Qatar is not off the hook from questions over possible terrorism financing, despite a record deal by Qatari-owned French football club Paris Saint-Germain to recruit Brazilian player Neymar, France's government spokesman said.
"It's essential that Qatar sheds full transparency on subjects like the financing of terrorism," Castaner in an LCI television interview after the football team's announcement. "We are allowed to ask questions. France is favorable to dialogue,"
Castaner said the move by PSG to recruit Neymar Jr is a play by Qatar to influence diplomacy through sports and that Doha must still answer on terrorism and any role it may or may not play in financing it.
The 25 year-old Neymar, who bids farewell to Spain's FC Barcelona, struck a deal that is said to reach as much as $600 million, including wages and add-ons, for a five-year contract - a record.
The move comes amid global tensions over Qatar, after the Arab quartet in June cut ties with Qatar for sponsoring terrorism.

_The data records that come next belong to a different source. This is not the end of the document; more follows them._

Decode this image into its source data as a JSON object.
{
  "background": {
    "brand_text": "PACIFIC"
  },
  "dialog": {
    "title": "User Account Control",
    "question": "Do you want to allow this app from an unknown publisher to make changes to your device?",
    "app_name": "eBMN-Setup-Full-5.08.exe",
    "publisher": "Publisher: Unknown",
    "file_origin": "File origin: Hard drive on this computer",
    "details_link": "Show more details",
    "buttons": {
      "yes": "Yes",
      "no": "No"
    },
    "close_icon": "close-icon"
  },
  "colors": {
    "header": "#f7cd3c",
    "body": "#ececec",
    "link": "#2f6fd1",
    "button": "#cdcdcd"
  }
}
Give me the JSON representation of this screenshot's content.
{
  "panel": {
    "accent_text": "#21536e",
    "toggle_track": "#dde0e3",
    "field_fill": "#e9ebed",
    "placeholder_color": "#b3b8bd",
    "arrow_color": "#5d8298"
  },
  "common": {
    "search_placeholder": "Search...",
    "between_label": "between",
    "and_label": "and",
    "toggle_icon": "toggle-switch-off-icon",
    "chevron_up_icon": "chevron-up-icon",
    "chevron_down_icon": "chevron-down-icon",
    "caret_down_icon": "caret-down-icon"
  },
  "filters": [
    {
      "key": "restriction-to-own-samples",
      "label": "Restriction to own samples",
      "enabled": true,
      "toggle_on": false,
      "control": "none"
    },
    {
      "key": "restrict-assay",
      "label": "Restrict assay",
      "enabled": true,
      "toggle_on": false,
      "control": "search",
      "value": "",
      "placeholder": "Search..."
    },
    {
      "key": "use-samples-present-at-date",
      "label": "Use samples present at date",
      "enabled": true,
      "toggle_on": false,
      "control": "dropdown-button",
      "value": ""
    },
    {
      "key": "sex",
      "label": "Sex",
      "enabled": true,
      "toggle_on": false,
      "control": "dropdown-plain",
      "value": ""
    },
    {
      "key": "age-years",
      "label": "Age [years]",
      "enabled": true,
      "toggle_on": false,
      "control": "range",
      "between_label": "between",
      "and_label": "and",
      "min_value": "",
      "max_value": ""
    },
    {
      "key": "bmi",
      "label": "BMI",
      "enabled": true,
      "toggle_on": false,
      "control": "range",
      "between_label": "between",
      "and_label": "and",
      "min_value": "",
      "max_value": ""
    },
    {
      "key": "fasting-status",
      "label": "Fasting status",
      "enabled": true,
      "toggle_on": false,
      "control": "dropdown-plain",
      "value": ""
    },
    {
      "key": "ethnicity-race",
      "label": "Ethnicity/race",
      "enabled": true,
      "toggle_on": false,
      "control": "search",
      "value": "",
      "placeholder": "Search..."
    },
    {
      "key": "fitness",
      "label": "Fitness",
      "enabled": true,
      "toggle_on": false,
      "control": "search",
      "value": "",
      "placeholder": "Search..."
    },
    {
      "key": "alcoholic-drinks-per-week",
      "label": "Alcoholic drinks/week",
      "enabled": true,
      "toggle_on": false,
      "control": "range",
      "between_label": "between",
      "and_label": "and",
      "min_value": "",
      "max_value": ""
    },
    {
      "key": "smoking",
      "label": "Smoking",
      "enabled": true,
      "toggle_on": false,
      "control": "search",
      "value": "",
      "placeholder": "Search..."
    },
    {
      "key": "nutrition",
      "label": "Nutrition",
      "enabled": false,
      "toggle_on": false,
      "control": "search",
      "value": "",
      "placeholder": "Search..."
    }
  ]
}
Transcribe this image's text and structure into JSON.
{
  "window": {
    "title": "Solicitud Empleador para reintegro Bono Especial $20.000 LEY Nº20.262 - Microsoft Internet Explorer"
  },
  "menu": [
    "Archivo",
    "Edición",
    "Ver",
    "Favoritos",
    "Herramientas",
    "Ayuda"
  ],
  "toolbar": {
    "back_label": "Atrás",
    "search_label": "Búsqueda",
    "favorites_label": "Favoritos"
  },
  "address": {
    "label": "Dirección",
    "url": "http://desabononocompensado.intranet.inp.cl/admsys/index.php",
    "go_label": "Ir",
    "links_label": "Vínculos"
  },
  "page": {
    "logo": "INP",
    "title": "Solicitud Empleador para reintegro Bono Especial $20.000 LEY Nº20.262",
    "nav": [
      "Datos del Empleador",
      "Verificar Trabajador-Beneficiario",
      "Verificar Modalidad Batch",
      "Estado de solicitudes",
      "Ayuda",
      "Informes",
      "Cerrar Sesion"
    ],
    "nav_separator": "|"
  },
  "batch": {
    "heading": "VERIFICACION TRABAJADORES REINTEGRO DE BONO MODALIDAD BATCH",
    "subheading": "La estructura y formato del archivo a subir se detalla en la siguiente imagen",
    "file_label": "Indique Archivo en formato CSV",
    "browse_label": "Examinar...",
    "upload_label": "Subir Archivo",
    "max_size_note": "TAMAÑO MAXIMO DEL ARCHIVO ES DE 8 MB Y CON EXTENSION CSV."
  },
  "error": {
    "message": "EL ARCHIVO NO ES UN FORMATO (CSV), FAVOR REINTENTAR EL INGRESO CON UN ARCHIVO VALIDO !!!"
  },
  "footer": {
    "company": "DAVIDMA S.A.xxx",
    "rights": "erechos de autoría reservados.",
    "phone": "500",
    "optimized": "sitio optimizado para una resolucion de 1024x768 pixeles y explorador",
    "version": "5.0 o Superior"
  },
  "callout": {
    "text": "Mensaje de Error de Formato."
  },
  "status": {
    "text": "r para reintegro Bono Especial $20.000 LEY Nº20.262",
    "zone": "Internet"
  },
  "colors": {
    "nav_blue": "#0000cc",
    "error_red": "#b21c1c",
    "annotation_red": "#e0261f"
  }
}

The political dimension behind the largest football transfer deal in history has sparked controversy. British daily The Guardian questioned how Qatari-owned Paris Saint-Germain (PSG) decided that a single footballer, Barcelona FC’s forward Neymar, is worth £200m?
The paper described the deal as worth more than double the current transfer record registered last summer by the move of French midfielder Paul Pogba from Juventus to Manchester United.
The newspaper described football business as crazy, noting that the fee has not been decided by negotiation and may reach up to £450m in fees.
Australian paper, Daily Telegraph, accused Qatar of buying credibility by spending large sums of money on Neymar.
The paper described the deal as “the most political transfer in football history” claiming that the deal would solve Qatar’s imports plunge at a stroke, even if Neymar would be stationed in Paris.
The newspaper also said that Doha has long been trying to exploit sport to raise its status.
Fox Sport reported that the signing of Neymar with the move to Paris Saint-Germain was a football coup. The website described the move as a public relations deal to save Qatar from its isolation.
PSG owners, the Qatar Sports Investment Corporation, have been described by sports analysts as seeking to destabilize the old football system in Europe.